If you've driven around Lycoming or Clinton counties in the past few months, you've probably spotted a few billboards with the word "Link" printed in big letters across the top.
Or perhaps you've come across a full-page advertisement for "Link" in the Sun-Gazette recently.
In case you're wondering, the Link to Aging and Disability Resources program - called "Link" for short - is all about giving the right information to the right people.
Jessica Xenidis, who is the Link coordinator for Lycoming and Clinton counties, said Link is "basically an information and assistance program."
It is a collaborative effort among community agencies and the Office of Long-Term Living to provide information about services to people over the age of 60 and persons 18 to 59 with disabilities in Lycoming and Clinton counties.
The Link network was established to address the confusion people often feel about where to turn for information on available resources for seniors and the disabled.

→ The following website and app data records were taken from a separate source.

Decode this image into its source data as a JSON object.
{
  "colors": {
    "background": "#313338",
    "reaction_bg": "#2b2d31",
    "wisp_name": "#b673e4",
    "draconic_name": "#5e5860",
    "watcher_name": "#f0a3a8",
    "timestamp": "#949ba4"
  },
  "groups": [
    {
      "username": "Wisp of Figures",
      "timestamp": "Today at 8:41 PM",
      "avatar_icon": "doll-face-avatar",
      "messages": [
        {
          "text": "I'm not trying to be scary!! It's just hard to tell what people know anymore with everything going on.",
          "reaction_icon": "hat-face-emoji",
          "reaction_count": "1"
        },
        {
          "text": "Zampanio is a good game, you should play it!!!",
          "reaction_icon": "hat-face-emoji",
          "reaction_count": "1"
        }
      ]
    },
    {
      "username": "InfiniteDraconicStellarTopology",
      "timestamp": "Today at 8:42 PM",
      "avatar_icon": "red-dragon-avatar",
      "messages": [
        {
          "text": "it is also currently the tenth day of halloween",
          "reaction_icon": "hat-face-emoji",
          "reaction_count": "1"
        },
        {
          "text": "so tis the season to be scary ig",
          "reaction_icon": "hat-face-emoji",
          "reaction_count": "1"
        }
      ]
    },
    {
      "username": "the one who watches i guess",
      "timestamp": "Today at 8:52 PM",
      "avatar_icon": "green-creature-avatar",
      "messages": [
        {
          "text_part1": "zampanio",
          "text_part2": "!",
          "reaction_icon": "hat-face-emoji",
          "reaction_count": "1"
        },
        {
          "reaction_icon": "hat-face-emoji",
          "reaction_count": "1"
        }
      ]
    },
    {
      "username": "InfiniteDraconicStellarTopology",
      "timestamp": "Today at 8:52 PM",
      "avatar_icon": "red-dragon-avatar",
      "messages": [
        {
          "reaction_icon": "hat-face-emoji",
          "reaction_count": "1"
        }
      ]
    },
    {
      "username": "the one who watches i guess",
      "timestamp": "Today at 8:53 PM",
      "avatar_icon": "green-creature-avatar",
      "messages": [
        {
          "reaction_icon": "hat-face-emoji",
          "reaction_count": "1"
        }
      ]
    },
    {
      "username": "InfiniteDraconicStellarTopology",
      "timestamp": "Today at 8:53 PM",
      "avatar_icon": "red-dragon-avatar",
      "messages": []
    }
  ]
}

"A lot of times people don't know where to turn for services," Xenidis said. "So, they may call the Aging Office, but the Aging Office doesn't serve people under 60, so they might not know where to direct them."
"With Link, we're trying to blur the lines between over-60 and under-60. There are so many needs that are similar," Xenidis said. "The way things are now, the over-60 Office of Aging may not know what's available for people under 60. We're trying to make it so that agencies for those over 60 are aware of services available for people under 60, and that the agencies for those under 60 are aware of services available for people over 60. That way we're all working together."
The Link network is made up of five core partner organizations, all of whom have similar aims. These include the STEP Office of Aging, Community Resources for Independence, Allied Services, Roads to Freedom Center for Independent Living and United Disabilities Services.
"The Link network brings all of these partners together so that we have one huge database of information," Xenidis said. "We want to make sure there is no wrong door. If a person calls any one of our agencies, they're not going to turn that person away or say 'sorry, we can't help you.' We will actually follow through and try to get that information for them. We want to make sure that everyone has a place to turn for information."
Xenidis said that Link is also comprised of "collaboratives," which are community partners who can assist with information about services in the local area.
Dave Drezner is the Aging and Disability Resource Center (ADRC) regional coordinator for Northeastern Pennsylvania. ADRC is a federal initiative to provide easier access to information and services for older Americans and adults with physical disabilities.
The Link program falls under the ADRC grant initiative. According to Drezner, the services for those who are older than 60 and those younger than 60 with disabilities are very similar.
"Somebody who is 85 and has trouble getting up the stairs doesn't say they're disabled, but they still have trouble getting up the stairs. Somebody who is 45 and uses a wheelchair for mobility may not be able to get up the stairs either. The services required for each of these people are, in fact, very similar," Drezner said.
"The funding streams and information services for the two, however, have always been different," Drezner said. "As a private citizen, if you're looking for information, it's historically been very confusing and hard to figure out. So ADRCs are an attempt to rectify that problem," Drezner said. "We call it the 'no wrong door' approach. The idea of 'no wrong door' means it doesn't matter what agency I call, by virtue of their being part of this collaborative network, I'm going to get connected to the right place."
It is important to note that Link is not a separate entity or organization. It is, as Drezner put it, "a coalition of preexisting organizations."
The five core partners of the Link network all work toward similar ends.
United Disabilities Services, Allied Services and Community Resources for Independence are all similar in that they primarily serve people 18-59 with disabilities. The three provide service coordination, arrange for caregivers and assistive equipment. Roads to Freedom provides in-home care, assistive devices and skills training. The STEP Office of Aging is for people 60 and older. STEP handles everything from in-home care to arranging medical appointments, housekeeping, home modifications and meals-on-wheels. STEP also runs all of the senior centers in the area.
"Between the five agencies in the Link network, we have a lot of services available to consumers," Xenidis said. "We have a big knowledge base between the five of us."
Xenidis said many people have already called the five core partners to ask about Link.
"People know it's out there, which is really our first goal," she said. "We've done a lot of advertising and have gotten a lot of calls about Link. I've heard people say that it's a great service."
When asked where he hoped the Link program would be in three to five years, Drezner said he hoped Link would influence the way information is distributed to the public.
"My hope is that it becomes the way people do business," Drezner said. "Hopefully, down the road, being a member agency of the Link network will be seen as a stamp of integrity. I want the Link network to become a philosophy about how we take care of the most needy people among us. I think that three to five years from now, we'll look back and see this as the beginning of a paradigm shift in how information and services are delivered to the general public - a paradigm shift in a positive direction.
"Ultimately, the goal is to make it really, really easy for the general public to find the information they're looking for. The information's out there, it's just a matter of connecting people to the right information, or at least sending them in the right direction," Drezner said.
"We want to make everything uniform, convenient and all-inclusive," Xenidis said. "That's the Link philosophy."
Any agencies interested in becoming a collaborative partner of Link should contact Xenidis by calling 524-4314 or via e-mail at firstname.lastname@example.org.